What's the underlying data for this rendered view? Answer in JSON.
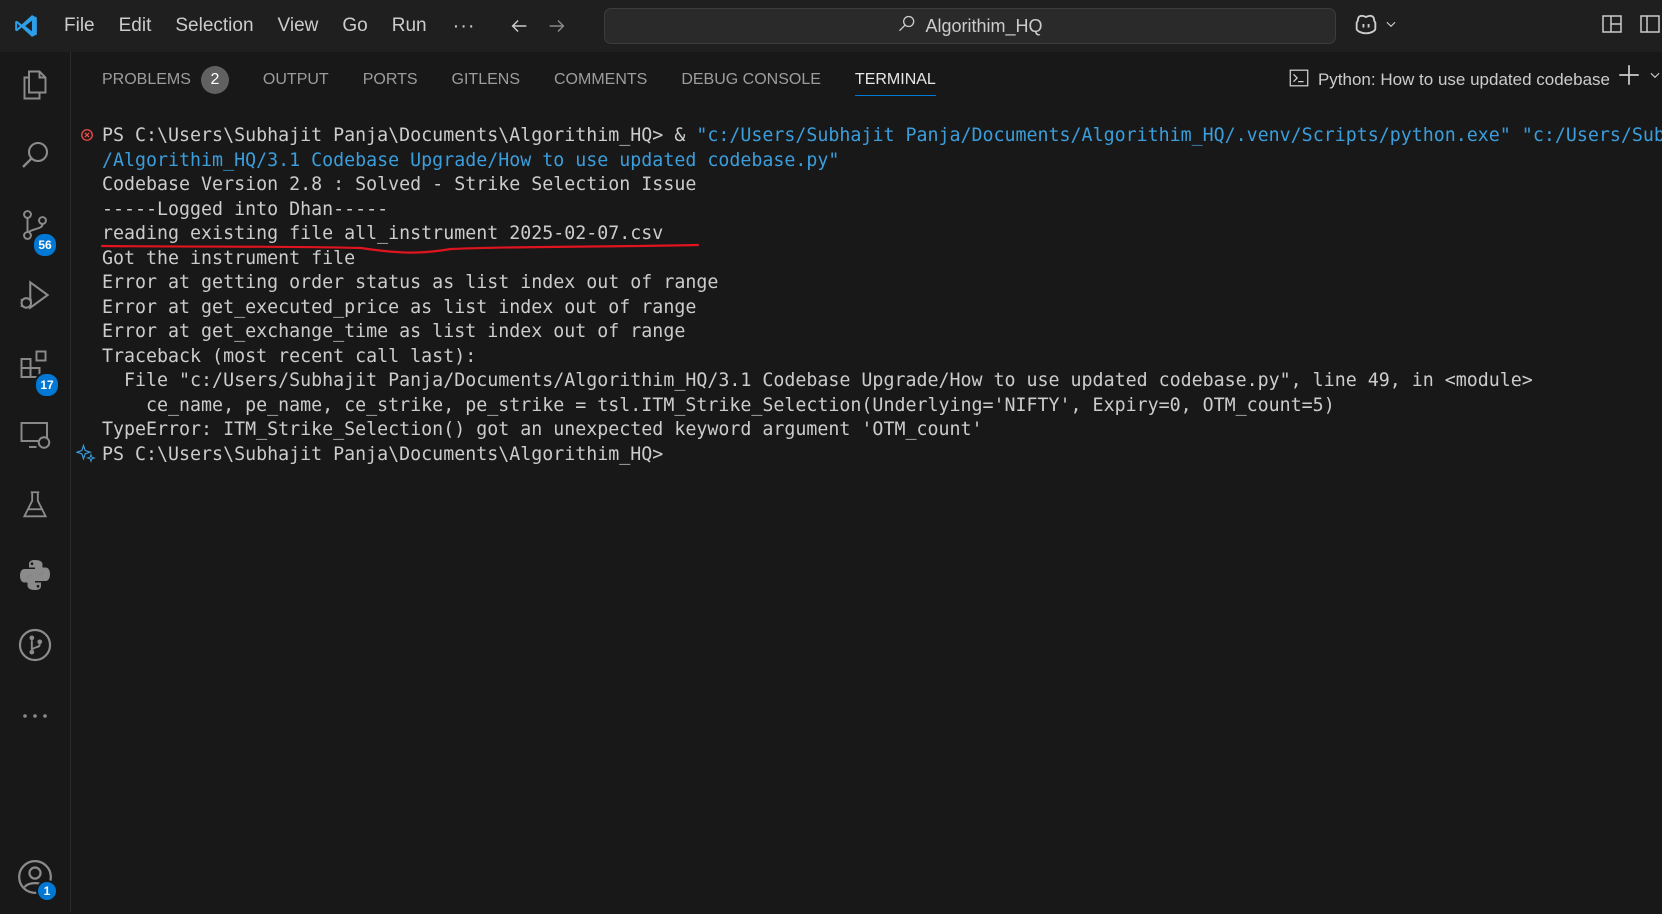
{
  "menu": [
    "File",
    "Edit",
    "Selection",
    "View",
    "Go",
    "Run"
  ],
  "menu_more": "···",
  "search": {
    "text": "Algorithim_HQ",
    "icon": "search-icon"
  },
  "activity_badges": {
    "source_control": "56",
    "extensions": "17",
    "accounts": "1"
  },
  "tabs": [
    {
      "label": "PROBLEMS",
      "count": "2"
    },
    {
      "label": "OUTPUT"
    },
    {
      "label": "PORTS"
    },
    {
      "label": "GITLENS"
    },
    {
      "label": "COMMENTS"
    },
    {
      "label": "DEBUG CONSOLE"
    },
    {
      "label": "TERMINAL"
    }
  ],
  "terminal_title": "Python: How to use updated codebase",
  "terminal": {
    "cmd_prompt": "PS C:\\Users\\Subhajit Panja\\Documents\\Algorithim_HQ> & ",
    "cmd_args_1": "\"c:/Users/Subhajit Panja/Documents/Algorithim_HQ/.venv/Scripts/python.exe\" \"c:/Users/Sub",
    "cmd_args_2": "/Algorithim_HQ/3.1 Codebase Upgrade/How to use updated codebase.py\"",
    "lines": [
      "Codebase Version 2.8 : Solved - Strike Selection Issue",
      "-----Logged into Dhan-----",
      "reading existing file all_instrument 2025-02-07.csv",
      "Got the instrument file",
      "Error at getting order status as list index out of range",
      "Error at get_executed_price as list index out of range",
      "Error at get_exchange_time as list index out of range",
      "Traceback (most recent call last):",
      "  File \"c:/Users/Subhajit Panja/Documents/Algorithim_HQ/3.1 Codebase Upgrade/How to use updated codebase.py\", line 49, in <module>",
      "    ce_name, pe_name, ce_strike, pe_strike = tsl.ITM_Strike_Selection(Underlying='NIFTY', Expiry=0, OTM_count=5)",
      "TypeError: ITM_Strike_Selection() got an unexpected keyword argument 'OTM_count'"
    ],
    "final_prompt": "PS C:\\Users\\Subhajit Panja\\Documents\\Algorithim_HQ>"
  },
  "colors": {
    "accent": "#0078d4",
    "path_blue": "#3b9edc",
    "error_red": "#f14c4c",
    "annotation_red": "#e0141e"
  }
}
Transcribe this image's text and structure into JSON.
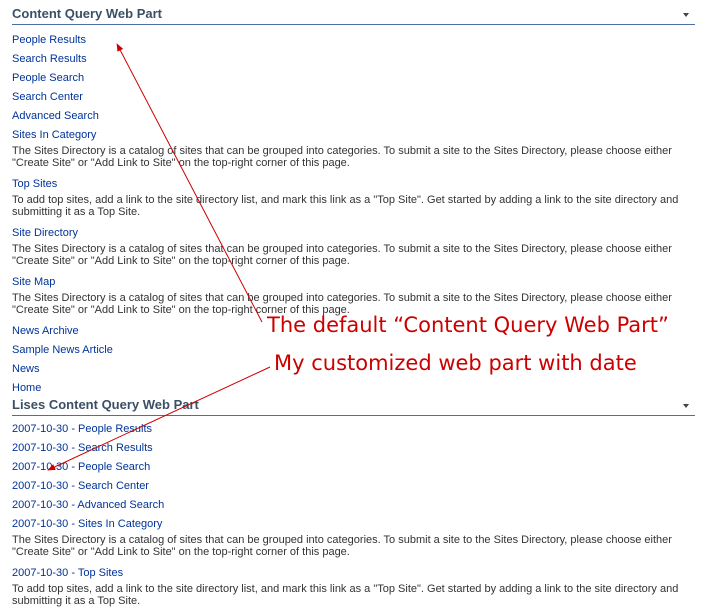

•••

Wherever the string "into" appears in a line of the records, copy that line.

      "-----Logged into Dhan-----",
Transcribe this image's text and structure into JSON.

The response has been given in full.